## WORK TO COMPLETE
Pull every line containing the word "neostella" from the records.

## TASK INPUT
#####

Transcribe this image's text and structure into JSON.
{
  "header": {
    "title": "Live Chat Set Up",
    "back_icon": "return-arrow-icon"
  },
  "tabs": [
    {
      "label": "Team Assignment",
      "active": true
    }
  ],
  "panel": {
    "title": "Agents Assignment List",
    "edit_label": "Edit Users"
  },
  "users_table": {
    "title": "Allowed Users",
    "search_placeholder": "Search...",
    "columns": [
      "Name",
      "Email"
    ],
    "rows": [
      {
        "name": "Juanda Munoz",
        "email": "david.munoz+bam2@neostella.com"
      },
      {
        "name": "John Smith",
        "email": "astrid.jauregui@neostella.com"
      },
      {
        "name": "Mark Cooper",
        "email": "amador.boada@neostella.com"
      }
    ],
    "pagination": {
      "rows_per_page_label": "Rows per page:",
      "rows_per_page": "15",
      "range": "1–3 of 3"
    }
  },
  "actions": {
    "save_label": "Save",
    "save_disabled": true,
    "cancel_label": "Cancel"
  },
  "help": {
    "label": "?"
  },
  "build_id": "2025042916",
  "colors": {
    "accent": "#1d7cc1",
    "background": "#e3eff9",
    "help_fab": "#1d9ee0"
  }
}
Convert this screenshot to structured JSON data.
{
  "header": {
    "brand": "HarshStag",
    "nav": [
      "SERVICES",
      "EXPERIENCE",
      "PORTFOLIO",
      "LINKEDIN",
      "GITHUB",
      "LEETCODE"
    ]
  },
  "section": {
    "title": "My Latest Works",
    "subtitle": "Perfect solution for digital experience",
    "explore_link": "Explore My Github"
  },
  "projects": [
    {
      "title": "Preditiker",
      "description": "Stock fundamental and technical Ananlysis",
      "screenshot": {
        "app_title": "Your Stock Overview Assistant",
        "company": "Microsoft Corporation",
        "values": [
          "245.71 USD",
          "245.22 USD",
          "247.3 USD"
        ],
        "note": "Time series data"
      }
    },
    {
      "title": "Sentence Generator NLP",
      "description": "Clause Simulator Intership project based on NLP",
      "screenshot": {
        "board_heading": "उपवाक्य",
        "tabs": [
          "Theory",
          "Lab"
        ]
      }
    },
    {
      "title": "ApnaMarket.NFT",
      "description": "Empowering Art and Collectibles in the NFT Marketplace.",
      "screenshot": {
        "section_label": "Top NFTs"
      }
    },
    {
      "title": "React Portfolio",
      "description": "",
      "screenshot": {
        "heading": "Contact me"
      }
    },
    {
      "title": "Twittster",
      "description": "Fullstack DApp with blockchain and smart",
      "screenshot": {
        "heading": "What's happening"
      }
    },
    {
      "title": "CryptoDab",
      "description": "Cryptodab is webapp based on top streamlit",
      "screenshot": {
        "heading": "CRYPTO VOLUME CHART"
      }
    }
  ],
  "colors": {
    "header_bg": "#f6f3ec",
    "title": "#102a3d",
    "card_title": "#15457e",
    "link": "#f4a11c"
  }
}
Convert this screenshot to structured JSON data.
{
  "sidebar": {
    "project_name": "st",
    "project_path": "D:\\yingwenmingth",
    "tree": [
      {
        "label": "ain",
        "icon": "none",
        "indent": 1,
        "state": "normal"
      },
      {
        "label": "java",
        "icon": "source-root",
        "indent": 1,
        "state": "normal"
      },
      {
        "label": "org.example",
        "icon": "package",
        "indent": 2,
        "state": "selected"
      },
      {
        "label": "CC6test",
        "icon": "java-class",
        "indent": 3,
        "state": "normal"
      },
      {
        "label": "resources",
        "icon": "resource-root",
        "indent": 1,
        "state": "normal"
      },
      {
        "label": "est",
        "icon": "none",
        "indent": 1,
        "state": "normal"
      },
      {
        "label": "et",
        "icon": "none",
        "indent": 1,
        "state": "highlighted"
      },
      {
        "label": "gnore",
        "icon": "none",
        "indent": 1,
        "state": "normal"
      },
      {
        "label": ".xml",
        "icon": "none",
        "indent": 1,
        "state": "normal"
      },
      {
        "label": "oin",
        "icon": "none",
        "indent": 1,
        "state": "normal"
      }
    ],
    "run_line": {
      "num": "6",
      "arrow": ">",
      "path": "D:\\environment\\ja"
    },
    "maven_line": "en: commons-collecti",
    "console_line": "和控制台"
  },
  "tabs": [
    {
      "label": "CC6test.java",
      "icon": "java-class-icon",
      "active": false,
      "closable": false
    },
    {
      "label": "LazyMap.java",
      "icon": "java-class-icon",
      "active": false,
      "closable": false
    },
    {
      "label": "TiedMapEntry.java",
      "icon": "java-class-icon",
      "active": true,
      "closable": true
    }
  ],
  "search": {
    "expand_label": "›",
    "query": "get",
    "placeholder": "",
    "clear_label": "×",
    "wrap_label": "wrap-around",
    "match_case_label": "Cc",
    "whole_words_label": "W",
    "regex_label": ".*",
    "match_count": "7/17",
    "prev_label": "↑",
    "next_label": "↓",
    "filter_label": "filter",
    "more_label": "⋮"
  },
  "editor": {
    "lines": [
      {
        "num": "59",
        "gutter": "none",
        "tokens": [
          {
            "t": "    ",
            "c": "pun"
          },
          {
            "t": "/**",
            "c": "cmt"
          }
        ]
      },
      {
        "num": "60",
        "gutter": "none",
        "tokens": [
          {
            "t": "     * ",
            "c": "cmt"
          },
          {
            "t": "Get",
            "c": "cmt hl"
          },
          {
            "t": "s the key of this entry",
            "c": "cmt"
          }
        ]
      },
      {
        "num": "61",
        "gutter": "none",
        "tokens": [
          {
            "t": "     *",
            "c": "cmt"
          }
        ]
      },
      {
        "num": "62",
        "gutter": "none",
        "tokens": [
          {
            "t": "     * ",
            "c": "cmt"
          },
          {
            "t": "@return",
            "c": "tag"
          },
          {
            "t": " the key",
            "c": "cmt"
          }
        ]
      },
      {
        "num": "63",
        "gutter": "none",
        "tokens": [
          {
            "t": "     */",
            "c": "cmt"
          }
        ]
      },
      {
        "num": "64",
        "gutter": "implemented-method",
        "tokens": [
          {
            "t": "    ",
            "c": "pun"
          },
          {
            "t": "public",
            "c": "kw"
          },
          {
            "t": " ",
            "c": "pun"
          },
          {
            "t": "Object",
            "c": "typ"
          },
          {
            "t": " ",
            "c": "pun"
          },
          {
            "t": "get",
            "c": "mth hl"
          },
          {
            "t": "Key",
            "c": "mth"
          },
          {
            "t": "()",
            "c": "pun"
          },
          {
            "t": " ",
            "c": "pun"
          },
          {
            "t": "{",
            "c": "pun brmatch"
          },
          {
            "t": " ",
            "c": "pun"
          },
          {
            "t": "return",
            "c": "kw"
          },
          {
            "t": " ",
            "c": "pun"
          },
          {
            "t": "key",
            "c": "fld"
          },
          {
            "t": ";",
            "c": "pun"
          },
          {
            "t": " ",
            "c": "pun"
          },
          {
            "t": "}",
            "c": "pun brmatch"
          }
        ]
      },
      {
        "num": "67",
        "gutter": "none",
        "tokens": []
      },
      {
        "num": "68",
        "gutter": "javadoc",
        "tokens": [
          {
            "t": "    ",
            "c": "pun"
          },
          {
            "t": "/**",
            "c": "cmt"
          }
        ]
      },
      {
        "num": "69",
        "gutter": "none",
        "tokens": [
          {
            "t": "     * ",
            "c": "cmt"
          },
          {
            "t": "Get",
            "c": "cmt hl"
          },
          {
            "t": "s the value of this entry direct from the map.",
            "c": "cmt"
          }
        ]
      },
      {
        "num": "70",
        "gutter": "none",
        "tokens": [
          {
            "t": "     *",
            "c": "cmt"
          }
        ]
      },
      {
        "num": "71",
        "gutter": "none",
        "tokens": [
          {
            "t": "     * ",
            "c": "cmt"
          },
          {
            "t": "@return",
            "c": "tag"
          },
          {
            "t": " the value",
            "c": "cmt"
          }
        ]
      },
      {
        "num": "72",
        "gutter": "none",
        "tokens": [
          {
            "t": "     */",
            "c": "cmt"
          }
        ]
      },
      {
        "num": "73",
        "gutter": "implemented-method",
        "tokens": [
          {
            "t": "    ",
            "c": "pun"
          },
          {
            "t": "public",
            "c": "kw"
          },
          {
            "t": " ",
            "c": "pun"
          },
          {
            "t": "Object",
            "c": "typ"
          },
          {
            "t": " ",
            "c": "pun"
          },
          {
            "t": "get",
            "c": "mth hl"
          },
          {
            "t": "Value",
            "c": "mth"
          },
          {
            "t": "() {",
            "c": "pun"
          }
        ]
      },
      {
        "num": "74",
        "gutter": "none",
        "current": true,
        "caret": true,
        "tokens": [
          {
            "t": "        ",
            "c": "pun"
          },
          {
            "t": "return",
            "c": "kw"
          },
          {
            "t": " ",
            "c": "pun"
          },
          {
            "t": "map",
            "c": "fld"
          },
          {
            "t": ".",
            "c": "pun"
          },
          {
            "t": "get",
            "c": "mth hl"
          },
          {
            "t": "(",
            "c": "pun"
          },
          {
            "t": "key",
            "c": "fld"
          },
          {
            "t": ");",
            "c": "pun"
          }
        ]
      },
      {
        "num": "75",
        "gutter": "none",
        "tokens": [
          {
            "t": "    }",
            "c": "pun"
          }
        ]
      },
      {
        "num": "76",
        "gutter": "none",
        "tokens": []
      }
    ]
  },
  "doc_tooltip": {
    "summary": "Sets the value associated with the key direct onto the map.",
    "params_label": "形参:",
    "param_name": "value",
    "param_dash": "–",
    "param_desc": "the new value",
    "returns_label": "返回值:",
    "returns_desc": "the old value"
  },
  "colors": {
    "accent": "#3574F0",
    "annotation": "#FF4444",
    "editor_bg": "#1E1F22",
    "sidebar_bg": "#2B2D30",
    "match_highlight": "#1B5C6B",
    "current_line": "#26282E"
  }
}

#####

## WRITTEN SOLUTION
        "email": "david.munoz+bam2@neostella.com"
        "email": "astrid.jauregui@neostella.com"
        "email": "amador.boada@neostella.com"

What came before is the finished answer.